◆ **Work instructions**
Say how many lines in the following data hold the word "here". Write nothing but that number.

◆ **Records for this exercise**
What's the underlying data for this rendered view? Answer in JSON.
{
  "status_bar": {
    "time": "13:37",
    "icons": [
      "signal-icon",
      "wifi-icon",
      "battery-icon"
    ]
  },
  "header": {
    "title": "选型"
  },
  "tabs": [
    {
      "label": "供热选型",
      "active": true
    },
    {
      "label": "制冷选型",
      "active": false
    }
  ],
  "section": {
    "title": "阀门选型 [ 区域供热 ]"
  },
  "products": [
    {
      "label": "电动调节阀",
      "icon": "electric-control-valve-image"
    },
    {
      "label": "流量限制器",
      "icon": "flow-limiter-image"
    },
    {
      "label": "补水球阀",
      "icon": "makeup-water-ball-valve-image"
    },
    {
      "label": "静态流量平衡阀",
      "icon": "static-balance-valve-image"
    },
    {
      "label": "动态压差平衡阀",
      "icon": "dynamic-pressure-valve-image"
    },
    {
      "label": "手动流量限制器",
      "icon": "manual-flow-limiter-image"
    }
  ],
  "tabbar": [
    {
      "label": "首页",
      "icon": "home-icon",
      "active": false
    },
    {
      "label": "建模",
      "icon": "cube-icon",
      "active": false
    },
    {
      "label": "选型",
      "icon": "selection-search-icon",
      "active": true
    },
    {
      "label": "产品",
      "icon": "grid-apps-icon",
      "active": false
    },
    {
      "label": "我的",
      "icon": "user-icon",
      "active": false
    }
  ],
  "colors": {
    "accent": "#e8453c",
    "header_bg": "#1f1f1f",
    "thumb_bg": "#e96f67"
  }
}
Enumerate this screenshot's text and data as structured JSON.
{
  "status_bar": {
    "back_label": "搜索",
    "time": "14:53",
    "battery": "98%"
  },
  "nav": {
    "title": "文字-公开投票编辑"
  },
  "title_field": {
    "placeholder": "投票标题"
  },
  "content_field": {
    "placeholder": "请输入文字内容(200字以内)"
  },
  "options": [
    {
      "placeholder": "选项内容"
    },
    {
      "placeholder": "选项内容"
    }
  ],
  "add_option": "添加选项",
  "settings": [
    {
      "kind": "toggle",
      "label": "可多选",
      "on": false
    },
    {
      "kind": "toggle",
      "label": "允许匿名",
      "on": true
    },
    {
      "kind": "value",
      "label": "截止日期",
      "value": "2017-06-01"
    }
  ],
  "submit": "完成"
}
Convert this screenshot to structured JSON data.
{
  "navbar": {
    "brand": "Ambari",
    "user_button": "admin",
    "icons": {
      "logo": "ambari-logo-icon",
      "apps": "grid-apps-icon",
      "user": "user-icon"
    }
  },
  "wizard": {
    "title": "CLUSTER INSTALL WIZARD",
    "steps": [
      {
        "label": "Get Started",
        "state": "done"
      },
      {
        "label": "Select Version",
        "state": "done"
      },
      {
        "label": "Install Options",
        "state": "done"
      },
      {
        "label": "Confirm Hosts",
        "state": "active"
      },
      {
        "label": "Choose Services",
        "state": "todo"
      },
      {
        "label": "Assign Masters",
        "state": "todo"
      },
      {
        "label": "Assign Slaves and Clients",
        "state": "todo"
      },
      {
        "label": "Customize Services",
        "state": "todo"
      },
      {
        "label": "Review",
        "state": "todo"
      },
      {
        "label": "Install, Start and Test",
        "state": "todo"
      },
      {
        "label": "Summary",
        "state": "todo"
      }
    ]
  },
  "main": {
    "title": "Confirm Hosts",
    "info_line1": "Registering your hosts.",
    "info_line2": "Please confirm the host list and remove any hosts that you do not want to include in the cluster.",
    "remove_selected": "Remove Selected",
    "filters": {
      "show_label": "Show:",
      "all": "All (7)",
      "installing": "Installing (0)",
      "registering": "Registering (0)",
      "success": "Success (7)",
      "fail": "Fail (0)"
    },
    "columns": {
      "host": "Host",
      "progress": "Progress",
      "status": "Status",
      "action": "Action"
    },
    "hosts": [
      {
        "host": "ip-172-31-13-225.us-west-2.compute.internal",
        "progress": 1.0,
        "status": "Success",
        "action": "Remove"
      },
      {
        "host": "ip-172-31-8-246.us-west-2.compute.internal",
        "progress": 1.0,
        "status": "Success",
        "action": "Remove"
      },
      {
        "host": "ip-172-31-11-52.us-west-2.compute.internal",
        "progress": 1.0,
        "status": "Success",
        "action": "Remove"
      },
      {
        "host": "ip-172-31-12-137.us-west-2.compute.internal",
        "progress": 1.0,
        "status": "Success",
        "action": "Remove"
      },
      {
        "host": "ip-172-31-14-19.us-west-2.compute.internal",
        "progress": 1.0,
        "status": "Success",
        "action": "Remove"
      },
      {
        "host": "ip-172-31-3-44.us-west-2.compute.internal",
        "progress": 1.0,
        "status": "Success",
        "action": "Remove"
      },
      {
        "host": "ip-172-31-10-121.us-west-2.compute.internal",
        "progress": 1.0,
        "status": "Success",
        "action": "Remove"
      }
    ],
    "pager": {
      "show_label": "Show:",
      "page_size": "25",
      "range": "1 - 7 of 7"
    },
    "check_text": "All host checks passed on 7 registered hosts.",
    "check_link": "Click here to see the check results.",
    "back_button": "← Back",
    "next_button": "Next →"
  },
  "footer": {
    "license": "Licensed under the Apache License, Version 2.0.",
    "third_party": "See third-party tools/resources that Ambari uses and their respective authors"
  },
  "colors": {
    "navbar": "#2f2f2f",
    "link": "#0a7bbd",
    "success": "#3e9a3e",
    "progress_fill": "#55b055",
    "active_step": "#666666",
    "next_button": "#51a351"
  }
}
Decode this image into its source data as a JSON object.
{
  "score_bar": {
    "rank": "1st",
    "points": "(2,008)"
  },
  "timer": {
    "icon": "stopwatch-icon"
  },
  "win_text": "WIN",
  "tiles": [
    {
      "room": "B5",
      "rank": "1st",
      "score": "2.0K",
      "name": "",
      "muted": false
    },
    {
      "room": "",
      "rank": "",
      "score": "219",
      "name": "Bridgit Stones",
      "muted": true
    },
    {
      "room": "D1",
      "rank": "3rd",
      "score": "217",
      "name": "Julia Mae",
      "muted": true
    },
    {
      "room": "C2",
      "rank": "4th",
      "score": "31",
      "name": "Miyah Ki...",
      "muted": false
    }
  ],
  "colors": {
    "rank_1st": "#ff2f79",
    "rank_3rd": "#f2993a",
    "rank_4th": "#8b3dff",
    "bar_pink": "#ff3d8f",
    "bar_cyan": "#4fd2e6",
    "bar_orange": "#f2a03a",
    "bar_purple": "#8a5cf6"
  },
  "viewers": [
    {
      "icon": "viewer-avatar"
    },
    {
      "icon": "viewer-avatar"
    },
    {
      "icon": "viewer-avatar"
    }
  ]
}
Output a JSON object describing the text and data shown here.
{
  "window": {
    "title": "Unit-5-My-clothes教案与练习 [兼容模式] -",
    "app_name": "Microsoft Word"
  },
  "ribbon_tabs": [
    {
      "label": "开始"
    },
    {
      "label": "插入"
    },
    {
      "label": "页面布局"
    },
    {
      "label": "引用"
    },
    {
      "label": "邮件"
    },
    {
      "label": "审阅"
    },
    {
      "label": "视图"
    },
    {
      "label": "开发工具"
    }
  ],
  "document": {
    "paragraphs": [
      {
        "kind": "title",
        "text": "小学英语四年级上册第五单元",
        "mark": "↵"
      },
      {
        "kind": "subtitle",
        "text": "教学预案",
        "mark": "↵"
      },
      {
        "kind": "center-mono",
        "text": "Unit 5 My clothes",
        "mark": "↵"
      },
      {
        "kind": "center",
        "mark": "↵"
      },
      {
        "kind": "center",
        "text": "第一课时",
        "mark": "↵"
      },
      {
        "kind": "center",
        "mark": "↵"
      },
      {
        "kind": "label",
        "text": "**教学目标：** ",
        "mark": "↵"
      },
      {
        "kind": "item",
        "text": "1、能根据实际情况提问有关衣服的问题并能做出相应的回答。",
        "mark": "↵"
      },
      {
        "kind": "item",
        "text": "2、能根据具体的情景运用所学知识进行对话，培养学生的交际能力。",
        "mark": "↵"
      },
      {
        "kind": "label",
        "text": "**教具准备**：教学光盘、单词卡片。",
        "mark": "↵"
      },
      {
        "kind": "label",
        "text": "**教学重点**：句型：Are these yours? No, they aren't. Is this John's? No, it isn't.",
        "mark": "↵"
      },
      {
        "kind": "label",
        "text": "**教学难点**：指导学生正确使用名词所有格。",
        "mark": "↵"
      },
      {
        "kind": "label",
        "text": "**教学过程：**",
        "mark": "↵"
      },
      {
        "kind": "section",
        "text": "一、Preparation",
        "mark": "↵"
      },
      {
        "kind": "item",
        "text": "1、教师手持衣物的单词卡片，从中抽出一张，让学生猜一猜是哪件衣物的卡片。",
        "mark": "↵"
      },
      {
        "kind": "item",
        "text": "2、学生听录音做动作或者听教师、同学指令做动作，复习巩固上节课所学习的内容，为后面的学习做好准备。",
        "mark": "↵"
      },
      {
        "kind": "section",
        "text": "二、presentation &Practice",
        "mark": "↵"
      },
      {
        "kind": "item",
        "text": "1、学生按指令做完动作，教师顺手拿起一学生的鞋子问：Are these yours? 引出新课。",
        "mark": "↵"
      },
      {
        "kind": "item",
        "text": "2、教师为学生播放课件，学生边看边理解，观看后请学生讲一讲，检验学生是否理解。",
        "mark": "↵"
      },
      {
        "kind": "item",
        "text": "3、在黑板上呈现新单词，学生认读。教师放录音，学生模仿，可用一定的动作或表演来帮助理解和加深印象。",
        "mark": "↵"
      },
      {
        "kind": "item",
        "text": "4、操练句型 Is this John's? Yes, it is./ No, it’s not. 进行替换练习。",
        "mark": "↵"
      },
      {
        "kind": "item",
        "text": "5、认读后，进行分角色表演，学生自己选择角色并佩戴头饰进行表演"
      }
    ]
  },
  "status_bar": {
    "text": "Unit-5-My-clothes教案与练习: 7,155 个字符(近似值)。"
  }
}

◆ **Task response**
2